which in better skyrise section intake, a claw or a passive intake

Which is better for picking up sections claw or passive?

Really depends on your design. In general, passive is (usually) easier to build and doesn’t use motors or pneumatics, but a claw (or other active system) is easier to use and faster. This is just a generalization, and both have many advantages and disadvantages depending on how they work. Experiment around a bit and see what works.

What about for a bar lift?

If you are talking just about what is actually gripping the skyrise section, it’s performance is nearly independent from what kind of lift you are using. If you have the option though, a pneumatic or motor activated skyrise grabber will be faster and you will have more control. In my opinion, passive should only be used in this case if you don’t have pneumatics or motors to spare.

A Passive claw, with a servo that pulls a string that opens the intake if needed.

I have an eight bar massive robot that only uses 5 motors one on a anti slip mat claw any suggestions

Wait, really? If you are using 1 for a claw, does that mean you have 2 on drive and 2 on the lift? If that works, that is really impressive, but you might want to add more motors to the drive and lift. You are given 10, so I would use all 10.

I think he is referring to 5 motors for the lift/intake. My guess is that one for the claw, and 4 for the lift. The drive is irrelevant to the conversation so I think he wasn’t counting those.

No, five over all one the claw, two on drive, and two on arm. Also the lift gets five feet


As far as the claw vs. passive intake goes, I believe the cost-benefit analysis for both suggests that a passive intake is superior.

Claws have the advantage of being controllable during the match, and they are easily constructed, especially if you have a pre-built Vex claw. However, claws use motors to operate, and this is where they become costly. If that motor can be used on another system (the lift, the drive, anything that can offer strategic advantage) it should be. (This also applies to pneumatic pistons, especially now that there is a limit on how many tanks can be used)

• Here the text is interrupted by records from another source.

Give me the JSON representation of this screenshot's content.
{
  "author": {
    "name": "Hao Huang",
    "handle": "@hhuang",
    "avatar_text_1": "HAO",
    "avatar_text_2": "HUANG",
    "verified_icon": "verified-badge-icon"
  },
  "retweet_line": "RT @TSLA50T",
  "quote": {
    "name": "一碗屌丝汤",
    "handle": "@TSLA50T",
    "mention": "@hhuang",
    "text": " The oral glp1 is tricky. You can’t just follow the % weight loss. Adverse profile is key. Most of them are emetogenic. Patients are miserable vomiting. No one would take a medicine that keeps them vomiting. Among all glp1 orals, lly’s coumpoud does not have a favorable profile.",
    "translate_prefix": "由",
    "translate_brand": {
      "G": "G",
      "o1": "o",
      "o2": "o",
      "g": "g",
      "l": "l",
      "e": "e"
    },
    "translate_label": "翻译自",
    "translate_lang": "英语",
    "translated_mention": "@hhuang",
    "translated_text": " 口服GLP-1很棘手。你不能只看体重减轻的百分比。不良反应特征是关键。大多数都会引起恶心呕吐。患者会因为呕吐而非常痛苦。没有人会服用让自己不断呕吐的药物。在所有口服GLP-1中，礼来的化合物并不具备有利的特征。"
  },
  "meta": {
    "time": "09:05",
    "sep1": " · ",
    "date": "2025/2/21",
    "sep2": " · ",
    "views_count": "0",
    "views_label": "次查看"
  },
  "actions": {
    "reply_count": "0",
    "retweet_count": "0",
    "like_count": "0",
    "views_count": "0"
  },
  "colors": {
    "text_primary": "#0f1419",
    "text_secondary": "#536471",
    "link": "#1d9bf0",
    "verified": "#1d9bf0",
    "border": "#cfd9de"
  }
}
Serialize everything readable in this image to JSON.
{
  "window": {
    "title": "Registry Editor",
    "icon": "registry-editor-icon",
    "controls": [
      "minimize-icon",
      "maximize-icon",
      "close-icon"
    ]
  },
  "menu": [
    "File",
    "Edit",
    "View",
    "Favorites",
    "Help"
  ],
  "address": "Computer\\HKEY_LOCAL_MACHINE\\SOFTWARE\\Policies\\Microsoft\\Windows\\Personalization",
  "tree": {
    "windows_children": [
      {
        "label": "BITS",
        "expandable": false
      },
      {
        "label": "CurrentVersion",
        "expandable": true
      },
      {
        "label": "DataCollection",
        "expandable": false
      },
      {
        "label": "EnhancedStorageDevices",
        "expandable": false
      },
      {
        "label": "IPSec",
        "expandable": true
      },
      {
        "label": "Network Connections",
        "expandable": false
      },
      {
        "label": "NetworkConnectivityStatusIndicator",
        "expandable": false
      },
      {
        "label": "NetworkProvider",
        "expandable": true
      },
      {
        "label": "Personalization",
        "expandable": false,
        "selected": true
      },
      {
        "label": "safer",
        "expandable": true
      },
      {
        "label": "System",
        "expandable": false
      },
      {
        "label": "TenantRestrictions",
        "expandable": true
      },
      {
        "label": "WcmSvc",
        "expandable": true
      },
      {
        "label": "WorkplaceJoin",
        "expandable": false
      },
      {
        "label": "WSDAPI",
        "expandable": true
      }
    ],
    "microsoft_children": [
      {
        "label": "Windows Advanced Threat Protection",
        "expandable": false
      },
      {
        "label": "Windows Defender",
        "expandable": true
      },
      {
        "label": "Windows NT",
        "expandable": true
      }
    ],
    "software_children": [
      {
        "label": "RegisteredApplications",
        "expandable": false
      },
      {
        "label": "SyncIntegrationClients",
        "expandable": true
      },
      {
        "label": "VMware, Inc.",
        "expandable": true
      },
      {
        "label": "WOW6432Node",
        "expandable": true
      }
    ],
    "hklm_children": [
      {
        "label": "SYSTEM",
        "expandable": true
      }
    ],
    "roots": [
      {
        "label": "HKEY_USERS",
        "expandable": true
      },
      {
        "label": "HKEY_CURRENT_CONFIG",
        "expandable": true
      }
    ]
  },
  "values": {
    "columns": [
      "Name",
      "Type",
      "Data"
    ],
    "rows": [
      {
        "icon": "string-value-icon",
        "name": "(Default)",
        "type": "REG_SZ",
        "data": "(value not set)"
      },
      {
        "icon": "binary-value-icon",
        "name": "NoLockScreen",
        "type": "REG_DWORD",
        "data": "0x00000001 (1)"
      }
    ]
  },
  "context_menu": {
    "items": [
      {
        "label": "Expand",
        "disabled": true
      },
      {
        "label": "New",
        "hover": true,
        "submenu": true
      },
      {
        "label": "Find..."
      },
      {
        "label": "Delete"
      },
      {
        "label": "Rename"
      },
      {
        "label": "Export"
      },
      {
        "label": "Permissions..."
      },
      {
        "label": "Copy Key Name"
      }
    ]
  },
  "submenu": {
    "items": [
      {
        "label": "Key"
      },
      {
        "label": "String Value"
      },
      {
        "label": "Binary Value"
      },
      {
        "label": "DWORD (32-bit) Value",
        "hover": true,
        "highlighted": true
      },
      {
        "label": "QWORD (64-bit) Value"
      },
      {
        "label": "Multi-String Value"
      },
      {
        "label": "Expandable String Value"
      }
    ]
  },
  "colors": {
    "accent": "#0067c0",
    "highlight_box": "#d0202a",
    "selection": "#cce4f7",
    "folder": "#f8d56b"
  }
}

In “Gateway”, the B-Team at my high school built the lift and intake with as few motors as possible while ensuring that the lift was still effective (this was an NZ style bot, popular that year). They had two motors left over, which they used to expand two 18" arms out of the sides of their robot in order to incorporate some defensive strategy into the mix. They could block off entire zones in Gateway while still being mainly focused on offense. This worked extremely well, especially in the last 30 seconds, when defending against the negation barrel was important.

So, NOW THAT MY TANGENT IS OVER, I have to say that a quick listing of the costs and benefits of a passive intake show that it is a better option. Even though it involves more precision and can be time consuming to construct effectively, a passive intake does not use motors to operate, and thus is (theoretically) easier for the driver to operate during a match. It also offers the chance to use those motors elsewhere.

This is much like a design choice made on 1103’s robot from “Round Up.” While many teams used active mechanisms to hang on the ladder, 1103’s machine had a passive hook that attached to the side of the ladder. This allowed the motors that would otherwise be used in a latch mechanism to be allocated elsewhere. As it turns out, 1103 had a four motor high speed drive and a six motor lift (and pneumatic claw), a combination that was quite effective.

Well, my team went with a basic passive intake for our robot in our first competition. It worked well, aside from the fact that it would get stuck in some skyrise sections and worked well in others. Curse you tolerances. :o